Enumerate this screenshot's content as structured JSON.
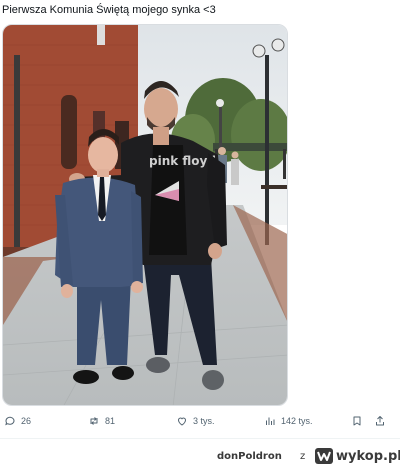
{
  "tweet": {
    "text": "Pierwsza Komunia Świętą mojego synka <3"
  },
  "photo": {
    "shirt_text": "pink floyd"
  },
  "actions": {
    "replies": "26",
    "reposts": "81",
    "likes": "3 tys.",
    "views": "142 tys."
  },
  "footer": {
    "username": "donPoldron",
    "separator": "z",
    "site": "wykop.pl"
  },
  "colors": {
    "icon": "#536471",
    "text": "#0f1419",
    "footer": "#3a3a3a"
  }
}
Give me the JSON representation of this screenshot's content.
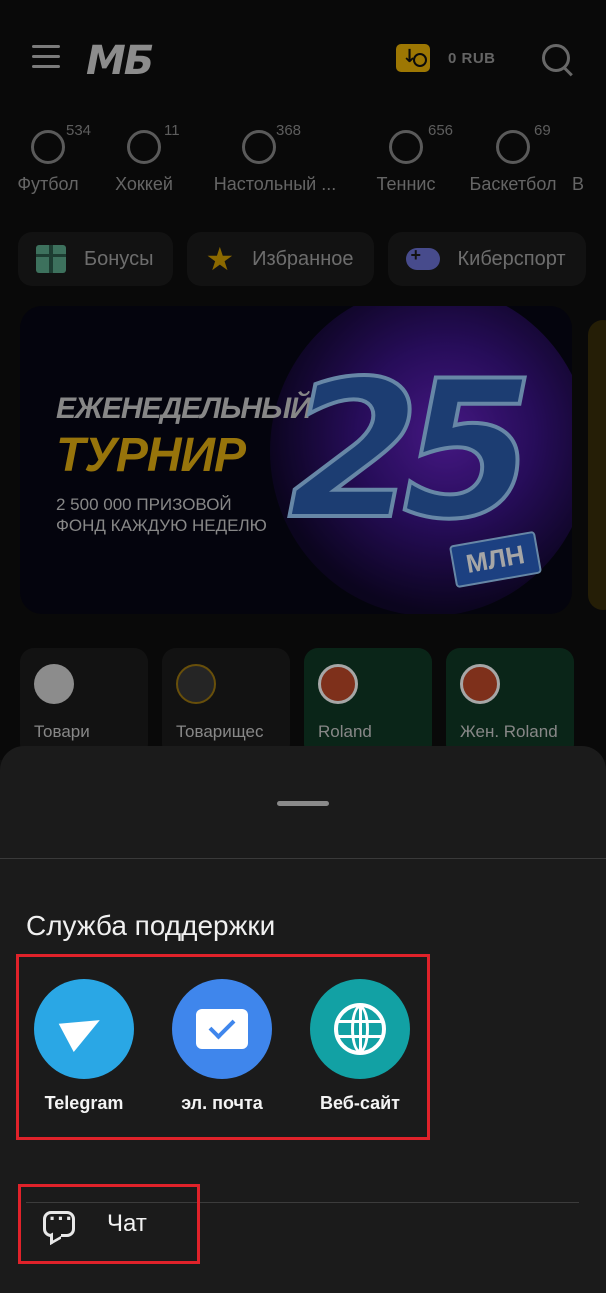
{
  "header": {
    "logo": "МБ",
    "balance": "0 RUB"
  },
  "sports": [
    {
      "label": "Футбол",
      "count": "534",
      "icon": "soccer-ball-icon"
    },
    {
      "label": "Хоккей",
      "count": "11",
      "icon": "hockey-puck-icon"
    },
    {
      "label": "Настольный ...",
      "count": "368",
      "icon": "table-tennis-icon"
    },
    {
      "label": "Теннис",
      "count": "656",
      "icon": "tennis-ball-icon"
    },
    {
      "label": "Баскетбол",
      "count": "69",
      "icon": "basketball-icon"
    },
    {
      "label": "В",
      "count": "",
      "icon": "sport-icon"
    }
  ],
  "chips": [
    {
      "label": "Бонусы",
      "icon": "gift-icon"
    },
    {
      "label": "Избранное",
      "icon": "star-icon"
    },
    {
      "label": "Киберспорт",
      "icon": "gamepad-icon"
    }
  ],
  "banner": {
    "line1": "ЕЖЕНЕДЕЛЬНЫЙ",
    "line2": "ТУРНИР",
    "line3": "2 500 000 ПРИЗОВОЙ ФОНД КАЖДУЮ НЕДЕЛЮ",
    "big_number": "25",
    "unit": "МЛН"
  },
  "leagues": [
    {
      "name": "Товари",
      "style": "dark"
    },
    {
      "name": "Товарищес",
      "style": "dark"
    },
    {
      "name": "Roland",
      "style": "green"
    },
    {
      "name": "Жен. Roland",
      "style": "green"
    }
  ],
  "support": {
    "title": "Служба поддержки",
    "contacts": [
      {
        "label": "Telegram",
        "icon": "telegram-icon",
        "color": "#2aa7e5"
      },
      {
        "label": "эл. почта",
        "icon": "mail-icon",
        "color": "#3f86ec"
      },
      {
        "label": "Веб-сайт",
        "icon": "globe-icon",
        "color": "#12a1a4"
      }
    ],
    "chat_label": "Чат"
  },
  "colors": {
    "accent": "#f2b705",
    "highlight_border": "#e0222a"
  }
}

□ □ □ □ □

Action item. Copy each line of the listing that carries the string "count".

Written response.
      "count": "534",
      "count": "11",
      "count": "368",
      "count": "656",
      "count": "69",
      "count": "",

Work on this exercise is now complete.